Best practices when interacting with service animals
Respecting the work
The work of a service animal is important to their handler. Service animals allow people with disabilities to successfully access their communities.
When employees are working, it is important for them to focus so they can complete tasks, provide good customer service, and assure that the business is successful. Service animals are very much the same as a business’s employees. They need to stay focused on the important tasks that they have been trained to perform for a person with a disability. Distractions can cause the service animal to fail at its task and put the handler in danger. Distractions can also impact the animal’s ability to perform their tasks in the future.
What can or can’t I do?
It is important to remember that the service dog handler is the customer. The handler has come to your establishment is to purchase goods, enjoy a meal, or receive a service. Many people really enjoy dogs, and are drawn to them when they are in the community. It is important to remember some basic etiquette when around service animals:
- Make sure to talk to and look at the owner and not the dog.
- Do give right of way to a dog and its owner.
Don’t distract the dog—it is concentrating on important work:
- Do not pet or ask to pet a service dog.
- Do not feed or tease the animal with food.
- Do not interact with the animal in any way. Talking to it is just as bad as trying to pet it.
It is important for a business to always respect the person’s privacy. Asking lots of questions may make a person uncomfortable when all they want to do is conduct their business.

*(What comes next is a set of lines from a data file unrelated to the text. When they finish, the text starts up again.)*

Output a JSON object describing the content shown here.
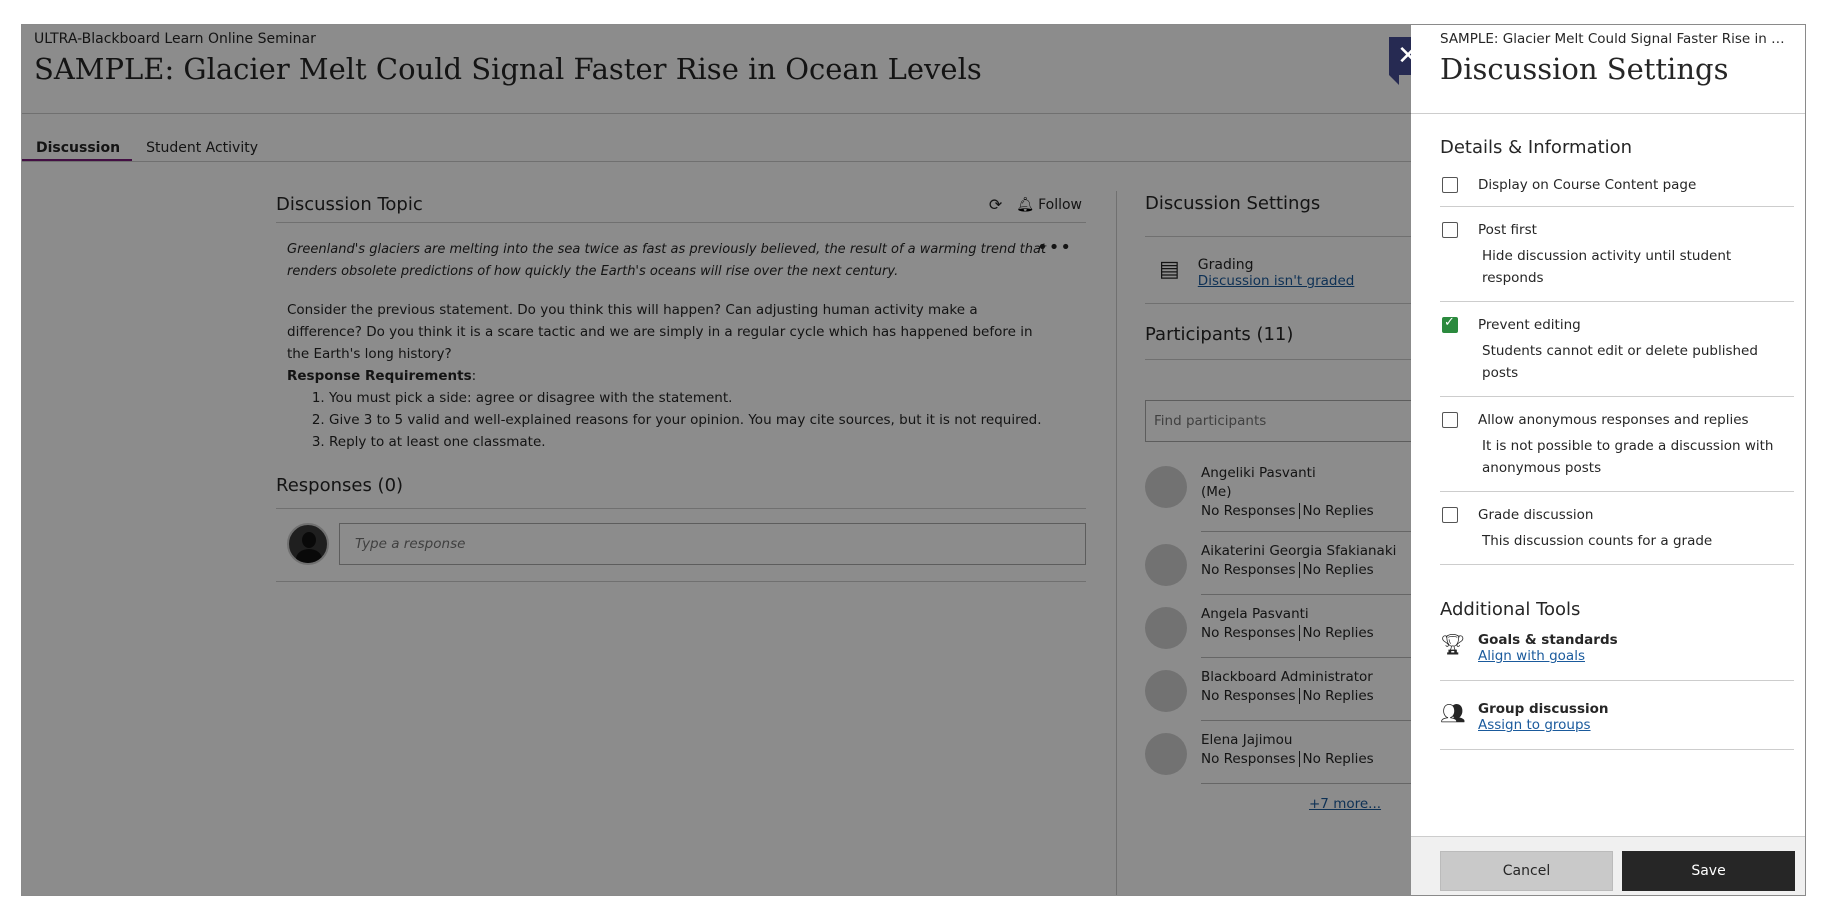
{
  "course_name": "ULTRA-Blackboard Learn Online Seminar",
  "page_title": "SAMPLE: Glacier Melt Could Signal Faster Rise in Ocean Levels",
  "tabs": [
    {
      "label": "Discussion"
    },
    {
      "label": "Student Activity"
    }
  ],
  "topic": {
    "title": "Discussion Topic",
    "follow_label": "Follow",
    "intro": "Greenland's glaciers are melting into the sea twice as fast as previously believed, the result of a warming trend that renders obsolete predictions of how quickly the Earth's oceans will rise over the next century.",
    "body": " Consider the previous statement. Do you think this will happen? Can adjusting human activity make a difference? Do you think it is a scare tactic and we are simply in a regular cycle which has happened before in the Earth's long history?",
    "requirements_label": "Response Requirements",
    "requirements_colon": ":",
    "requirements": [
      "You must pick a side: agree or disagree with the statement.",
      "Give 3 to 5 valid and well-explained reasons for your opinion. You may cite sources, but it is not required.",
      "Reply to at least one classmate."
    ]
  },
  "responses": {
    "title": "Responses (0)",
    "placeholder": "Type a response"
  },
  "sidebar": {
    "settings_title": "Discussion Settings",
    "grading_label": "Grading",
    "grading_link": "Discussion isn't graded",
    "participants_title": "Participants (11)",
    "find_placeholder": "Find participants",
    "participants": [
      {
        "name": "Angeliki Pasvanti",
        "me": "(Me)",
        "responses": "No Responses",
        "replies": "No Replies"
      },
      {
        "name": "Aikaterini Georgia Sfakianaki",
        "responses": "No Responses",
        "replies": "No Replies"
      },
      {
        "name": "Angela Pasvanti",
        "responses": "No Responses",
        "replies": "No Replies"
      },
      {
        "name": "Blackboard Administrator",
        "responses": "No Responses",
        "replies": "No Replies"
      },
      {
        "name": "Elena Jajimou",
        "responses": "No Responses",
        "replies": "No Replies"
      }
    ],
    "more_link": "+7 more..."
  },
  "panel": {
    "breadcrumb": "SAMPLE: Glacier Melt Could Signal Faster Rise in Oce...",
    "title": "Discussion Settings",
    "details_title": "Details & Information",
    "options": [
      {
        "label": "Display on Course Content page",
        "desc": "",
        "checked": false
      },
      {
        "label": "Post first",
        "desc": "Hide discussion activity until student responds",
        "checked": false
      },
      {
        "label": "Prevent editing",
        "desc": "Students cannot edit or delete published posts",
        "checked": true
      },
      {
        "label": "Allow anonymous responses and replies",
        "desc": "It is not possible to grade a discussion with anonymous posts",
        "checked": false
      },
      {
        "label": "Grade discussion",
        "desc": "This discussion counts for a grade",
        "checked": false
      }
    ],
    "tools_title": "Additional Tools",
    "tools": [
      {
        "label": "Goals & standards",
        "link": "Align with goals",
        "icon": "trophy-icon"
      },
      {
        "label": "Group discussion",
        "link": "Assign to groups",
        "icon": "group-icon"
      }
    ],
    "cancel_label": "Cancel",
    "save_label": "Save"
  },
  "colors": {
    "accent_tab": "#7a1c7a",
    "close_button": "#262a52",
    "link": "#1a5a9c",
    "checked": "#2b8a3e",
    "save_button": "#262626"
  }
}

Also, other patrons may ask you questions about why a dog is in your business. It is enough to say it is a service dog. Feel free to pass along what you’ve learned in this toolkit about the important role service animals play for people with disabilities.